Having read the records, set them all down exactly as they appear.

##### Supplied material #####

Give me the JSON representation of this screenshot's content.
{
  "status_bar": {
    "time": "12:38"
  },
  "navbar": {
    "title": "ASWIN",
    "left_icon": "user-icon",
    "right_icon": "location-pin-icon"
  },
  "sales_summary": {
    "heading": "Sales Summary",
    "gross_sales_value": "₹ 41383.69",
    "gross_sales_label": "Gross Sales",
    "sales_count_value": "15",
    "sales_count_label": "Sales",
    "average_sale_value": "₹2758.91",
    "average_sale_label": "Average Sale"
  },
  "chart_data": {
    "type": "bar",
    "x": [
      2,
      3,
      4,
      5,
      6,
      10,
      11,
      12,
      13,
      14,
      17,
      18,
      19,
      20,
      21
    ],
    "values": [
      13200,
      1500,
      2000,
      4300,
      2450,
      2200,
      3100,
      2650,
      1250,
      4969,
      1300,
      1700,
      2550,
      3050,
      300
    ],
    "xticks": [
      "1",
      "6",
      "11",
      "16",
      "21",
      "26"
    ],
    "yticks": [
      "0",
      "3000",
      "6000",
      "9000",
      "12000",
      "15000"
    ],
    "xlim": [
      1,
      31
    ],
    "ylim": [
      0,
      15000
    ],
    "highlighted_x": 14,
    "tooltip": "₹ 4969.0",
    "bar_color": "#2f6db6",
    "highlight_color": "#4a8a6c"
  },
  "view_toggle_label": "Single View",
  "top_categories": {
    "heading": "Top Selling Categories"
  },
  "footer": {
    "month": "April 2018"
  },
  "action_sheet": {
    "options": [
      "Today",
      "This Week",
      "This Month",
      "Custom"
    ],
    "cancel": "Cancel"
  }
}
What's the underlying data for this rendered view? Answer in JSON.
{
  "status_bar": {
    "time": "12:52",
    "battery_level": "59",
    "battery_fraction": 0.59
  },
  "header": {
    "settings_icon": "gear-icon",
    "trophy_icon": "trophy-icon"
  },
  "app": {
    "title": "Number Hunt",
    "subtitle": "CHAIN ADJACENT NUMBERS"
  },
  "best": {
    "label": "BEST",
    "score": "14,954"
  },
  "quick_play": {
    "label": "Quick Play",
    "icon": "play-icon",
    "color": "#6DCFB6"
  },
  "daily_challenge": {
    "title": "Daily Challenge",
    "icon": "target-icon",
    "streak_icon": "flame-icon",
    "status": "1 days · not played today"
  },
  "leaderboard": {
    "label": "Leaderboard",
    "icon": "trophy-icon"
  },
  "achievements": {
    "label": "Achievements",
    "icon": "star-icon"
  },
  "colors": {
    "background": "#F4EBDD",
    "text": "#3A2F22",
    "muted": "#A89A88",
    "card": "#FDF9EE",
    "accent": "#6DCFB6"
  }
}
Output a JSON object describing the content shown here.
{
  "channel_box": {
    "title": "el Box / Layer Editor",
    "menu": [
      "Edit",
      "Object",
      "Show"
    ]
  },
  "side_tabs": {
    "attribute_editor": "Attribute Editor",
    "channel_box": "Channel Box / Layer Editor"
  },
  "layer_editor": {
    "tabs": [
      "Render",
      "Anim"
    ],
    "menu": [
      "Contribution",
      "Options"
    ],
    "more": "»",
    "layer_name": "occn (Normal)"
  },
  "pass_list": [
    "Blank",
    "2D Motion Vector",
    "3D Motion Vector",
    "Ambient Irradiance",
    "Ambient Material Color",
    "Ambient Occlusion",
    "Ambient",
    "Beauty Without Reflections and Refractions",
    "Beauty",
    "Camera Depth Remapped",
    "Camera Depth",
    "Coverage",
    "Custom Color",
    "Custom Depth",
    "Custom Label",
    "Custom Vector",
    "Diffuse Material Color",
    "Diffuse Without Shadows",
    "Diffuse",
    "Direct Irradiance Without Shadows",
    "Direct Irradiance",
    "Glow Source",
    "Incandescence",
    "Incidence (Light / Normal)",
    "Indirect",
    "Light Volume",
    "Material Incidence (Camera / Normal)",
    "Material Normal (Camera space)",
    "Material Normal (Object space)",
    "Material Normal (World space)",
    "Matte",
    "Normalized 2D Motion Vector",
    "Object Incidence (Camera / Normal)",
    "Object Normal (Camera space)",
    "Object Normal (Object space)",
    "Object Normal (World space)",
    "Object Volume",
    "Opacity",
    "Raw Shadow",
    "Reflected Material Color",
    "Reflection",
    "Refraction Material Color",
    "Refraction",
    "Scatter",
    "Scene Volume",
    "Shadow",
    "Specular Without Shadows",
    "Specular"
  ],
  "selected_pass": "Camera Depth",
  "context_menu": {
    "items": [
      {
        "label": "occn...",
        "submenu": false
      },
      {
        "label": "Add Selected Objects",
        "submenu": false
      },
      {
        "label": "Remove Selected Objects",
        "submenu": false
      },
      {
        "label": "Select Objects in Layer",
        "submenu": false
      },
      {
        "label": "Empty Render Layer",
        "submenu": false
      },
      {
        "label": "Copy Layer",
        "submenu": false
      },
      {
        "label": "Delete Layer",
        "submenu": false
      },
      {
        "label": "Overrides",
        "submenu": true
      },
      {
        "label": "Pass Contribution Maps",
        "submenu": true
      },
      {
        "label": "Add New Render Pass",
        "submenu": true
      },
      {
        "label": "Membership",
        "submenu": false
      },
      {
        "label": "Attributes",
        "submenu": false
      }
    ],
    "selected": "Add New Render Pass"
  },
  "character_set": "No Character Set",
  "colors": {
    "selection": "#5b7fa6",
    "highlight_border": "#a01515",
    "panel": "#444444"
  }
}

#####

§ **Exercise output**
Give me the JSON representation of this screenshot's content.
{
  "status_bar": {
    "time": "12:38"
  },
  "navbar": {
    "title": "ASWIN",
    "left_icon": "user-icon",
    "right_icon": "location-pin-icon"
  },
  "sales_summary": {
    "heading": "Sales Summary",
    "gross_sales_value": "₹ 41383.69",
    "gross_sales_label": "Gross Sales",
    "sales_count_value": "15",
    "sales_count_label": "Sales",
    "average_sale_value": "₹2758.91",
    "average_sale_label": "Average Sale"
  },
  "chart_data": {
    "type": "bar",
    "x": [
      2,
      3,
      4,
      5,
      6,
      10,
      11,
      12,
      13,
      14,
      17,
      18,
      19,
      20,
      21
    ],
    "values": [
      13200,
      1500,
      2000,
      4300,
      2450,
      2200,
      3100,
      2650,
      1250,
      4969,
      1300,
      1700,
      2550,
      3050,
      300
    ],
    "xticks": [
      "1",
      "6",
      "11",
      "16",
      "21",
      "26"
    ],
    "yticks": [
      "0",
      "3000",
      "6000",
      "9000",
      "12000",
      "15000"
    ],
    "xlim": [
      1,
      31
    ],
    "ylim": [
      0,
      15000
    ],
    "highlighted_x": 14,
    "tooltip": "₹ 4969.0",
    "bar_color": "#2f6db6",
    "highlight_color": "#4a8a6c"
  },
  "view_toggle_label": "Single View",
  "top_categories": {
    "heading": "Top Selling Categories"
  },
  "footer": {
    "month": "April 2018"
  },
  "action_sheet": {
    "options": [
      "Today",
      "This Week",
      "This Month",
      "Custom"
    ],
    "cancel": "Cancel"
  }
}
What's the underlying data for this rendered view? Answer in JSON.
{
  "status_bar": {
    "time": "12:52",
    "battery_level": "59",
    "battery_fraction": 0.59
  },
  "header": {
    "settings_icon": "gear-icon",
    "trophy_icon": "trophy-icon"
  },
  "app": {
    "title": "Number Hunt",
    "subtitle": "CHAIN ADJACENT NUMBERS"
  },
  "best": {
    "label": "BEST",
    "score": "14,954"
  },
  "quick_play": {
    "label": "Quick Play",
    "icon": "play-icon",
    "color": "#6DCFB6"
  },
  "daily_challenge": {
    "title": "Daily Challenge",
    "icon": "target-icon",
    "streak_icon": "flame-icon",
    "status": "1 days · not played today"
  },
  "leaderboard": {
    "label": "Leaderboard",
    "icon": "trophy-icon"
  },
  "achievements": {
    "label": "Achievements",
    "icon": "star-icon"
  },
  "colors": {
    "background": "#F4EBDD",
    "text": "#3A2F22",
    "muted": "#A89A88",
    "card": "#FDF9EE",
    "accent": "#6DCFB6"
  }
}
Output a JSON object describing the content shown here.
{
  "channel_box": {
    "title": "el Box / Layer Editor",
    "menu": [
      "Edit",
      "Object",
      "Show"
    ]
  },
  "side_tabs": {
    "attribute_editor": "Attribute Editor",
    "channel_box": "Channel Box / Layer Editor"
  },
  "layer_editor": {
    "tabs": [
      "Render",
      "Anim"
    ],
    "menu": [
      "Contribution",
      "Options"
    ],
    "more": "»",
    "layer_name": "occn (Normal)"
  },
  "pass_list": [
    "Blank",
    "2D Motion Vector",
    "3D Motion Vector",
    "Ambient Irradiance",
    "Ambient Material Color",
    "Ambient Occlusion",
    "Ambient",
    "Beauty Without Reflections and Refractions",
    "Beauty",
    "Camera Depth Remapped",
    "Camera Depth",
    "Coverage",
    "Custom Color",
    "Custom Depth",
    "Custom Label",
    "Custom Vector",
    "Diffuse Material Color",
    "Diffuse Without Shadows",
    "Diffuse",
    "Direct Irradiance Without Shadows",
    "Direct Irradiance",
    "Glow Source",
    "Incandescence",
    "Incidence (Light / Normal)",
    "Indirect",
    "Light Volume",
    "Material Incidence (Camera / Normal)",
    "Material Normal (Camera space)",
    "Material Normal (Object space)",
    "Material Normal (World space)",
    "Matte",
    "Normalized 2D Motion Vector",
    "Object Incidence (Camera / Normal)",
    "Object Normal (Camera space)",
    "Object Normal (Object space)",
    "Object Normal (World space)",
    "Object Volume",
    "Opacity",
    "Raw Shadow",
    "Reflected Material Color",
    "Reflection",
    "Refraction Material Color",
    "Refraction",
    "Scatter",
    "Scene Volume",
    "Shadow",
    "Specular Without Shadows",
    "Specular"
  ],
  "selected_pass": "Camera Depth",
  "context_menu": {
    "items": [
      {
        "label": "occn...",
        "submenu": false
      },
      {
        "label": "Add Selected Objects",
        "submenu": false
      },
      {
        "label": "Remove Selected Objects",
        "submenu": false
      },
      {
        "label": "Select Objects in Layer",
        "submenu": false
      },
      {
        "label": "Empty Render Layer",
        "submenu": false
      },
      {
        "label": "Copy Layer",
        "submenu": false
      },
      {
        "label": "Delete Layer",
        "submenu": false
      },
      {
        "label": "Overrides",
        "submenu": true
      },
      {
        "label": "Pass Contribution Maps",
        "submenu": true
      },
      {
        "label": "Add New Render Pass",
        "submenu": true
      },
      {
        "label": "Membership",
        "submenu": false
      },
      {
        "label": "Attributes",
        "submenu": false
      }
    ],
    "selected": "Add New Render Pass"
  },
  "character_set": "No Character Set",
  "colors": {
    "selection": "#5b7fa6",
    "highlight_border": "#a01515",
    "panel": "#444444"
  }
}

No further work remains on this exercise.